She has traveled the entire African continent with her camera.  In 1985 while in Kenya she started documenting protected areas, wildlife and community development. In 1999 Alison, helped the start-up of Kenya's Mara Conservancy.   In 2005 she wrote a Proposed Management Plan for Ethiopia's Necessary National Park based on the Mara Conservancy.

In 2007, Alison created No Water - No Life, a non-profit that is focused on what I consider to be one of the most critical issues facing our planet. This nonprofit combines the powers of photography and science to raise public awareness of global freshwater issues. "Alison's documentation for NWNL covers the values, degradation and management of 6 case-study watersheds: Africa's Nile, Omo and Mara River Basins and North Americas Columbia, Mississippi and Raritan River Basins. NWNL products include an in-depth website, lectures, videos, exhibits, social media and print publications."

Add to all of this that Alison is a fun-loving, larger than life human being, and you have someone that you've just gotta meet someday. You don't need to wait; you can meet her online:

Next Blog we meet Jenny Ross and Amy Gulick

Monday, May 9, 2016

All That Glitters is Not Gold...Sometime's it's Silver!

by Kate Dardine

We’ve always referred to each other as “family” -  maybe that is why we just celebrated two 25 year anniversaries:  both Mike Roberts (production manager) and Patricia James (color technician) marked their silver anniversaries with Fine Print this past April.  Aside from owners Mark Lukes and Linda Helm, I am officially the “oldest” Fine Print employee – I passed my 25 year mile marker in 2014.  Other contenders for extreme longevity are Mary Hills (24), Tonya Aspegren (15) and Jerry Hummel (18).

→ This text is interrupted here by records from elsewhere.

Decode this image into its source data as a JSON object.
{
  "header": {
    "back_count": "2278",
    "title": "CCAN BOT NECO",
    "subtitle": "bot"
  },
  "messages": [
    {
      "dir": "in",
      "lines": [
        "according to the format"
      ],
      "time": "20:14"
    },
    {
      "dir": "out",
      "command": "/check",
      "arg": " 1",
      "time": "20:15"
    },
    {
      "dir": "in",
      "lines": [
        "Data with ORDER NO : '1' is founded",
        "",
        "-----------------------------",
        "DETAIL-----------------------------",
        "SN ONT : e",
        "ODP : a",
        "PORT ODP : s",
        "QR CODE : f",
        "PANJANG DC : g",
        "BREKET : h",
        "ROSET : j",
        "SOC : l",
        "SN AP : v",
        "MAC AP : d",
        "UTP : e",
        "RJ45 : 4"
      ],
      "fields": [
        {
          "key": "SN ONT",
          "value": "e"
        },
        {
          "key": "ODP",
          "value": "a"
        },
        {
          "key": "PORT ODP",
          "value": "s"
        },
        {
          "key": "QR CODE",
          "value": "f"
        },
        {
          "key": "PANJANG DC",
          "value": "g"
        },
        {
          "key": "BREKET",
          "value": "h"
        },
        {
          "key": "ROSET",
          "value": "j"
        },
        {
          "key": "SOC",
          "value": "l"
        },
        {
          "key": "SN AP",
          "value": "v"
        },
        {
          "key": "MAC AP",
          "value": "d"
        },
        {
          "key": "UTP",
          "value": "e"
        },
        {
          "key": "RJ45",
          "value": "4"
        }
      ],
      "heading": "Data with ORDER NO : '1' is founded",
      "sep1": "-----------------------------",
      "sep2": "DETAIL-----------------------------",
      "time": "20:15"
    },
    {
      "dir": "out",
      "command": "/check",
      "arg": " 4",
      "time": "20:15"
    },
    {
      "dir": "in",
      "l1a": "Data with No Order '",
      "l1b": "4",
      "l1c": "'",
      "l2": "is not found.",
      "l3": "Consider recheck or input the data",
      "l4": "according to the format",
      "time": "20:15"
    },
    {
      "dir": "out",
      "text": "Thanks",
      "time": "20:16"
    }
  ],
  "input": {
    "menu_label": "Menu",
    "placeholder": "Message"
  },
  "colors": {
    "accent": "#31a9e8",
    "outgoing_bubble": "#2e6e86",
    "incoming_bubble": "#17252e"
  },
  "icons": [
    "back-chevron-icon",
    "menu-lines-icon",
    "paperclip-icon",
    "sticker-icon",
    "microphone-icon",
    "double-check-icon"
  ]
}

In an age where staying at a job longer than five years is virtually unheard of, what is it about Fine Print that creates an atmosphere where employees want to stay?  In a nutshell (and sometimes he IS a nut), founder, owner and president of Fine Print, Mark Lukes and his partner in love and business, Linda Helm.  Together, they have nurtured a business culture of independence, cooperation, dedication, fun, honesty, caring, environmental stewardship and compassion.  Mark and Linda lead by example, are always there for their employees, demand excellence and forgive mistakes.  All the ingredients needed to make their staff feel proud and appreciated for the work we do. 

Although they have different roles at Fine Print, Patricia and Mike have some things in common.  Both got married within a month of working at Fine Print.  (Both are still married – to the same people!). Both had children who were born and grew up in that 25 years – Patricia’s son David graduated from college 2 years ago, and Mike’s 3 are all in college now, with one graduating this Spring.  Both are still doing the job they hired on for, although how they do their job has changed dramatically. Both are willing to pitch in and do whatever needs to be done to help the business and our customers.

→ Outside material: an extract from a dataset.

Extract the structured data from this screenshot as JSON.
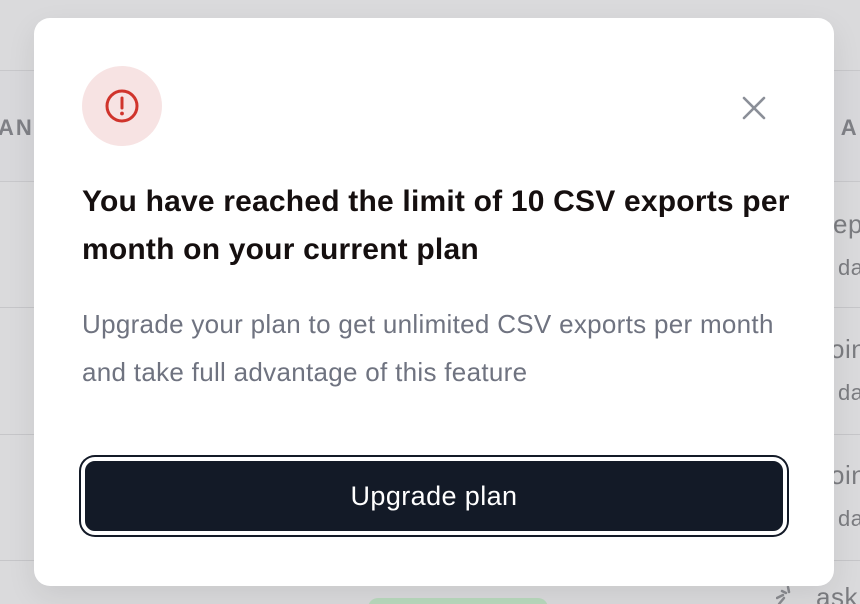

Yes, 25 years is a long time… In 1991, digital imaging wasn’t even a blip on our computer screens; in fact, we had only just gotten our first computers in 1989. At that time, all of our printing was done in the darkroom,  using negative film and enlargers to create prints on photographic paper.  We had three full-time “spotters” (they used photographic dyes to fill in the tiny white spots on prints that were caused by dust on the negatives).  We didn’t do “single” prints; customers had to buy in quantities of the same image/size:  20-5x7s, 10-8x10s, 5-16x20s… Instead of entering packages into a computer system for tracking, everything was handwritten into logbooks. Nobody had a cell phone. Our newest piece of office equipment was the cutting edge fax machine!

Through all the changes in technology, the changing economy and  the changing “face” of our customer base, one thing has remained constant – Mike and Patricia’s dedication to getting the best prints possible to the best customer in the world – YOU!

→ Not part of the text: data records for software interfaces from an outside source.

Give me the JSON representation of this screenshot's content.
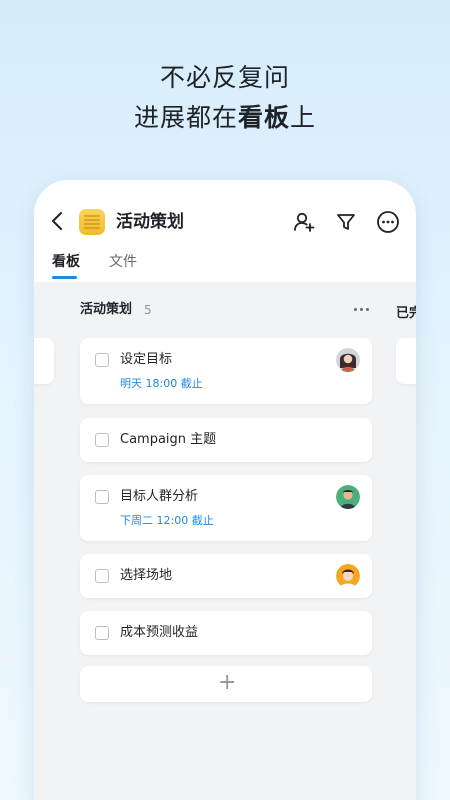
{
  "headline": {
    "line1": "不必反复问",
    "line2_prefix": "进展都在",
    "line2_bold": "看板",
    "line2_suffix": "上"
  },
  "appbar": {
    "title": "活动策划",
    "icons": [
      "back-icon",
      "project-icon",
      "add-member-icon",
      "filter-icon",
      "more-icon"
    ]
  },
  "tabs": [
    {
      "label": "看板",
      "active": true
    },
    {
      "label": "文件",
      "active": false
    }
  ],
  "column": {
    "title": "活动策划",
    "count": "5",
    "more_icon": "more-horizontal-icon"
  },
  "next_column": {
    "title_partial": "已完"
  },
  "cards": [
    {
      "title": "设定目标",
      "due": "明天 18:00 截止",
      "checked": false,
      "avatar": "avatar-girl"
    },
    {
      "title": "Campaign 主题",
      "due": "",
      "checked": false,
      "avatar": ""
    },
    {
      "title": "目标人群分析",
      "due": "下周二 12:00 截止",
      "checked": false,
      "avatar": "avatar-man"
    },
    {
      "title": "选择场地",
      "due": "",
      "checked": false,
      "avatar": "avatar-boy"
    },
    {
      "title": "成本预测收益",
      "due": "",
      "checked": false,
      "avatar": ""
    }
  ],
  "add_card_icon": "plus-icon",
  "colors": {
    "accent": "#1e88e5",
    "board_bg": "#f2f3f5",
    "page_bg_top": "#d6ecfb"
  }
}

 Kate Dardine has been helping photographers and artists market their prints for over 25 years. She is currently Marketing Director at Fine Print Imaging, as well as a professional artist selling original paintings and prints. Need one on one advice?  Call 970-484-9650 or email to learn about our marketing consultation service